Unlike Jennifer Lopez's minimalist dress, which had tongues wagging about what wasn't there, the production effort at this year's Grammys had everyone talking about how much was there, starting with the talents of award-winning LD Bob Dickinson and production designer Bob Keene. Then there was the mammoth-sized new venue, LA's Staples Center arena, and one of the largest rigs of automated lighting ever supplied by Vari-Lite, Inc.--almost 800 instruments.

To start with, Dickinson and his crew had to transform Staples Center into a suitable backdrop for the awards show which was broadcast February 23. Dickinson credits rigger Ed Kish and the production crew for four days of working around-the-clock to turn the arena into a theatre.

On the creative side, Dickinson and Keene met last September to conceive a look that would serve both the awards ceremony and its eclectic mix of musical acts. "There are so many awards shows and you always strive to stand apart and do something that elevates and uses new technology and new approaches," says the LD.

Succeeding on both counts, Dickinson incorporated new technology, including 10 prototypes of the new Vari*Lite(R) VL2416 Arc(TM) 1,200W wash luminaires run by the Virtuoso(TM) console, and came up with an innovative truss design that radiated off Keene's central scenic element of a Grammy icon.

The designers also invented a new look using a cyc design, lit discretely with baffling on the backside, which was created for last year's Grammys. "Bob came up with trapezoid-shaped quadrants on the cyc that were irregular in size and used a combination of [Vari*Lite] VL7s(TM) and PIGI projectors," he says.

Dickinson credits his crew, including lighting director Bob Barnhart, moving light programmers/operators Andy O'Reilly and Matt Firestone, Gil Samuelien, who ran conventionals from an ETC Obsession, head electrician Jerry Nashelinus, as well as Susan Tesh and the staff of Vari-Lite Production Services in Los Angeles.

The lighting system included: 10 prototypes of the VL2416 Arc, which the LD praised for its dependability and the size of its rotating beam, VL5Arc(TM) wash luminaires, VL6B(TM) spot luminaires, VL7 spot luminaires, and VL4(TM) wash luminaires. Almost 1,400 conventionals were supplied by Production Lighting Systems. The projection system was supplied by Production Arts and operated by Jean Doherty.

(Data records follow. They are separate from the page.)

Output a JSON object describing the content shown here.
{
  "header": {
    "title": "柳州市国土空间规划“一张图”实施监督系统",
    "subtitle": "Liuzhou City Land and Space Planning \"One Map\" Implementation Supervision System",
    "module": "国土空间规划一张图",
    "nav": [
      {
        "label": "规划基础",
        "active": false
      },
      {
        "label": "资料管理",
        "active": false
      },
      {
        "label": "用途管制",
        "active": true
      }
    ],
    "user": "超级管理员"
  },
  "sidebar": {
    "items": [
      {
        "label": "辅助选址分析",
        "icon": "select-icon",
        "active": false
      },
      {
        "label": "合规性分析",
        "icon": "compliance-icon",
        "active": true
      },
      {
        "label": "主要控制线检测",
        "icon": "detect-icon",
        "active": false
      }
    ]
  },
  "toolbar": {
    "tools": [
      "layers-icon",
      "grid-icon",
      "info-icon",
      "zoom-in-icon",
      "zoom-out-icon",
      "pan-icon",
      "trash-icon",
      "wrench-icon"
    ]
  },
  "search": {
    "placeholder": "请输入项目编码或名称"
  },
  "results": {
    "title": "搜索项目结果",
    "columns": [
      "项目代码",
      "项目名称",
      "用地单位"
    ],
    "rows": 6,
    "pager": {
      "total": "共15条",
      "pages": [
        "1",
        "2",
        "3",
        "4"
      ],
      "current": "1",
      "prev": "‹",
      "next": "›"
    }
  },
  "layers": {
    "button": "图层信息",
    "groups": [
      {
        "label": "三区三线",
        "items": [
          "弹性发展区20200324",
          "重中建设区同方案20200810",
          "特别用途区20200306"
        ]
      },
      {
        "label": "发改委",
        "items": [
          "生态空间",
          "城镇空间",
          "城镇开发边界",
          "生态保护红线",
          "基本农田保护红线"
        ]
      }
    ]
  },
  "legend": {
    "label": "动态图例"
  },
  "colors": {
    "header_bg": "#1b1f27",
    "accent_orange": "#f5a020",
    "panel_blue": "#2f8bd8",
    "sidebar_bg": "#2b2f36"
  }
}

When it came to controlling the close to 800 moving lights, two Virtuoso controllers provided the necessary flexibility. "Andy controlled lighting performers, frontlighting of scenery, and any band keys," explains Dickinson. "Matt controlled the walls, the backlighting of the scenic elements, and all of the moving lighting in front of house."

He adds: "The fact that they were able to build so many chases in such a short period of time is a real testament to the abilities of the operators and the Virtuoso."